It would be a good idea to find out why they retain a lot of cash, because if it's required for their business then buying it and immediately getting rid of £300K might be unwise.

Thanks (0)
Psycho
By Wilson Philips
24th Aug 2021 16:20

A word of warning - because I have seen someone bitten by this. Make sure that the dividend is not declared until the new owner is registered as such in the target company records (and preferably not until the STF has been stamped).

Thanks (1)
Replying to Wilson Philips:
avatar
By Justin Bryant
24th Aug 2021 17:50

That potential problem is easily solved with a nominee deed and PoA signed by the vendor pending new member registrations.

Thanks (0)
Replying to Justin Bryant:
Psycho
By Wilson Philips
24th Aug 2021 19:28

No sh*t

Thanks (0)
avatar
By Montrose
24th Aug 2021 16:52

Forming a new holdco as purchaser allows the cash in target company to be paid free of tax as a dividend to its holding company.
Shareholding in holdco can be whatever suits you.
Vendors will need clearance from HMRC first to avoid dividend being attributable to them regardless of structure used.

Thanks (1)
Replying to Montrose:
avatar
By Wycher
24th Aug 2021 17:05

Hi Montrose,

Obviously vendor's position is for them to confirm but presumably if dividend is not paid until shareholding has been transferred to new company then no requirement to get vendor to agree in advance with HMRC as given current response times unlikely to hear back this year even if they requested now?

Thanks (0)
Replying to Wycher:
avatar
By Montrose
24th Aug 2021 19:11

ICTA 1988 s707 requires HMRC to say yea or nay within 30 days !

Thanks (0)
Replying to Montrose:
Psycho
By Wilson Philips
24th Aug 2021 19:52

ICTA 1988 s707 became obsolete more than 30 days ago.

Thanks (0)
Replying to Montrose:
avatar
By The Dullard
24th Aug 2021 21:23

Utter b011ox!

Fuch this [***] layout of posts. I was replying to the bu115h1t post about the vendor needing HMRC clearance. Referring to ancient legislation means that the fundamental change of ownership has been completely missed.

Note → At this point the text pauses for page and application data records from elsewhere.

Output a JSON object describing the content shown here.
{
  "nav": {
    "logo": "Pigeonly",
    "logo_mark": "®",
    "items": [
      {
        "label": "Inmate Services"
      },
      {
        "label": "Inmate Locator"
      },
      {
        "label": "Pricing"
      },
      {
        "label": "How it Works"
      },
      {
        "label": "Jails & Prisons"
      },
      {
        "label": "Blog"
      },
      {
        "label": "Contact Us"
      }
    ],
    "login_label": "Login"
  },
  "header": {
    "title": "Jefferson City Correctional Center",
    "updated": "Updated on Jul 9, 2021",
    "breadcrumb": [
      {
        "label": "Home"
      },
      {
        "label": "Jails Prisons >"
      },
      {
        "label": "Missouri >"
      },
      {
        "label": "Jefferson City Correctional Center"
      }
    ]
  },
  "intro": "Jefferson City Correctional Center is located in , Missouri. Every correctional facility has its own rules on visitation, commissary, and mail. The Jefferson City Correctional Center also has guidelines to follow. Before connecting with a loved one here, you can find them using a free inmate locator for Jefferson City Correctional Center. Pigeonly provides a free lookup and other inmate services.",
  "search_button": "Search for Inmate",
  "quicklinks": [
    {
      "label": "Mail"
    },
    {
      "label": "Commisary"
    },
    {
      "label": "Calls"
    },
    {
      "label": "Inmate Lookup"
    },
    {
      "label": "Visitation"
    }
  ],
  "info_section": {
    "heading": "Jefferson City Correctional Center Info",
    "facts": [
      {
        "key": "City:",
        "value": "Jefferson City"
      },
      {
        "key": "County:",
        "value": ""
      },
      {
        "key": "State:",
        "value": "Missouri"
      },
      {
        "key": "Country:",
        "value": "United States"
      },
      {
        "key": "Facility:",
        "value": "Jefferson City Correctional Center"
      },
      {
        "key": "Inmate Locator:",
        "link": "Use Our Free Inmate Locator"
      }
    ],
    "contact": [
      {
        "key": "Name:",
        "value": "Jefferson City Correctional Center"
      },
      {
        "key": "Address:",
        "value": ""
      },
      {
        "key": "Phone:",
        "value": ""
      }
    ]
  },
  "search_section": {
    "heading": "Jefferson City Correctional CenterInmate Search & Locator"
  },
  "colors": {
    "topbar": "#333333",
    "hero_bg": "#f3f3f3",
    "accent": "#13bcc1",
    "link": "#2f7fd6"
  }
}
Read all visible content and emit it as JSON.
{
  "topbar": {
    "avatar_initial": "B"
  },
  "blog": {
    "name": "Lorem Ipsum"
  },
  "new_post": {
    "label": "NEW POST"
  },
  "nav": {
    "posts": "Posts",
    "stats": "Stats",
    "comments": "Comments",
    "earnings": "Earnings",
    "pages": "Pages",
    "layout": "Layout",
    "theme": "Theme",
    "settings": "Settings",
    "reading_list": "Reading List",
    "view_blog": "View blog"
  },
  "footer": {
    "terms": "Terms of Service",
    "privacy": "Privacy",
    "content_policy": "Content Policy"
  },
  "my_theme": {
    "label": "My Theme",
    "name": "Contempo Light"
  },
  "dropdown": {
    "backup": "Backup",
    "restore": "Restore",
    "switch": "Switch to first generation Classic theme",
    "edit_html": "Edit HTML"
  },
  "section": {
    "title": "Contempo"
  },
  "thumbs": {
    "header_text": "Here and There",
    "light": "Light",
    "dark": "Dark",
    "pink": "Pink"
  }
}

Thanks (0)
avatar
By Richard Grant
25th Aug 2021 08:36

Unless you are rolling in money I would suggest you would be heading for massive cashflow problems.

Thanks (0)
Share this content